After three years of persistent and tireless work by Colorado Progressive Coalition members, the Colorado legislature this month finally passed meaningful protections for homeowners at risk of losing their homes. Among other things, the bill is designed to stop dual-tracking. It will prevent banks from proceding with foreclosure effort while the homeowner is in the home loan modification process – a common practice.
After three years of persistent and tireless work by Colorado Progressive Coalition members, the Colorado legislature this month finally passed meaningful protections for homeowners at risk of losing their homes.
For years horror stories have abounded in the press of banks that lost paperwork, homeowners never speaking to the same person twice, promises of a loan modification while simultaneously foreclosing on the borrower. Abuses by the banks added to the immense stress homeowners – and added to the growing number of foreclosures that could have been prevented.
The package of protections passed by the Colorado legislature is known as the “Homeowners Bill of Rights,” and is similar to those passed previously in California, Nevada, and Minnesota.
One of the main functions in the law is that it requires a lender to establish a single point of contact for the borrower to communicate with the lender concerning a pending foreclosure. This is designed to eliminate the run around that many homeowners report while dealing with lenders during the foreclosure process
Another key protection in the Colorado statute is elimination of the practice known as dual tracking. This is where the lender promises the homeowner a modification and the homeowner is working on this “track.” Meanwhile the lender is simultaneously proceeding with foreclosure. The homeowner usually ends up in foreclosure even though another remedy was possible.
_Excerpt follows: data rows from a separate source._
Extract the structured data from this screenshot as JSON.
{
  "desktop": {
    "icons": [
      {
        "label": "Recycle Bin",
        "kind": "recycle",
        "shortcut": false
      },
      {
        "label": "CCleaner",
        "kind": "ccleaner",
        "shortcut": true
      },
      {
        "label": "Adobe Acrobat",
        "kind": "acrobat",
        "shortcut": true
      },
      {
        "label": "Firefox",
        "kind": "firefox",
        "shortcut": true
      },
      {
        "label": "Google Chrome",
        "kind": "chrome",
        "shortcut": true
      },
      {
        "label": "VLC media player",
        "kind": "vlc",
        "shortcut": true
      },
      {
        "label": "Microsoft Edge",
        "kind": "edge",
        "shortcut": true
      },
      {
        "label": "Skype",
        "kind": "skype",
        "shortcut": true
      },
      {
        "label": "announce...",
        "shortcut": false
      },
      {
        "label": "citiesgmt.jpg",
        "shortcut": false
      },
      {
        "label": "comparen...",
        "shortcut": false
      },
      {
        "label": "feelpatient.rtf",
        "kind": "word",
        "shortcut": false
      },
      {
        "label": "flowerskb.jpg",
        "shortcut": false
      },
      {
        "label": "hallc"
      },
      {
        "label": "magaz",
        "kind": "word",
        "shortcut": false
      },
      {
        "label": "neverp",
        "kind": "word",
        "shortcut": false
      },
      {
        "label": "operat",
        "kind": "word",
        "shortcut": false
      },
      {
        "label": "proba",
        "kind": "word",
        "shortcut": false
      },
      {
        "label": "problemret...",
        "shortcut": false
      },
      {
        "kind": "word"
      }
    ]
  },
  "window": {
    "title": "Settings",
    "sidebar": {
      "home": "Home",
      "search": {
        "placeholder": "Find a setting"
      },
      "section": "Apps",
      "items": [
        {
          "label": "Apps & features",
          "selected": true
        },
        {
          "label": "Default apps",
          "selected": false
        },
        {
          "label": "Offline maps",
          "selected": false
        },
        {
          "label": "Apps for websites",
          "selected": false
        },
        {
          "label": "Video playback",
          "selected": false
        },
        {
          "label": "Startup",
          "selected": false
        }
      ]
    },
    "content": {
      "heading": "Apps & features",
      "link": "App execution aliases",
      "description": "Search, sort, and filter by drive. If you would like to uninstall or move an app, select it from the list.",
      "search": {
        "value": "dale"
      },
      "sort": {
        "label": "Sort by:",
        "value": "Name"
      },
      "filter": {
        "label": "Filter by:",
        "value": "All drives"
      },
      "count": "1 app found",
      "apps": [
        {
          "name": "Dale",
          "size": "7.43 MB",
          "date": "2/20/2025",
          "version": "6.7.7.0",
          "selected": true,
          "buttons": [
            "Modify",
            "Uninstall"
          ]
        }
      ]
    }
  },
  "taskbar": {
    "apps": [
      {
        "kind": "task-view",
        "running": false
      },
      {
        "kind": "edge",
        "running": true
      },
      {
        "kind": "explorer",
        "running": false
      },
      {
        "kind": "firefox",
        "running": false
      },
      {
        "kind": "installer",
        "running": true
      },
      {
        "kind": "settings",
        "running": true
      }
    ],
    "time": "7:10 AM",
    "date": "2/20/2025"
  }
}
The Colorado bill will require the lender to inform the homeowner in writing that a completed loan modification application has been received and is under review. If the lender then continues with a foreclosure the homeowner may contact their county Public Trustee. The Trustee will then have authority to stop the foreclosure process.
“By giving the county trustees the power to stop a foreclosure when an individual is undergoing a loan modification, Colorado will put into law a system that keeps families in their homes and creates greater stability for our housing market,” said Corrine Fowler, a housing advocate formerly with the Colorado Progressive Coalition, who pressed for the bill’s passage.
It’s a sad shame it took the Colorado Legislature three years to pass these common sense protections that could have saved thousands of homes. The foreclosure crisis has largely abated in metro Denver, but the ramifications of the crisis will reverberate for generations. Untold numbers of families have had their economic futures ruined by this crisis, through lost wealth and destroyed credit.
Meanwhile rents continue to soar in one of the hottest housing markets in the nation putting many of these displaced families in harm’s way again.
Jason Collette is a national organizer for the Alliance for a Just Society.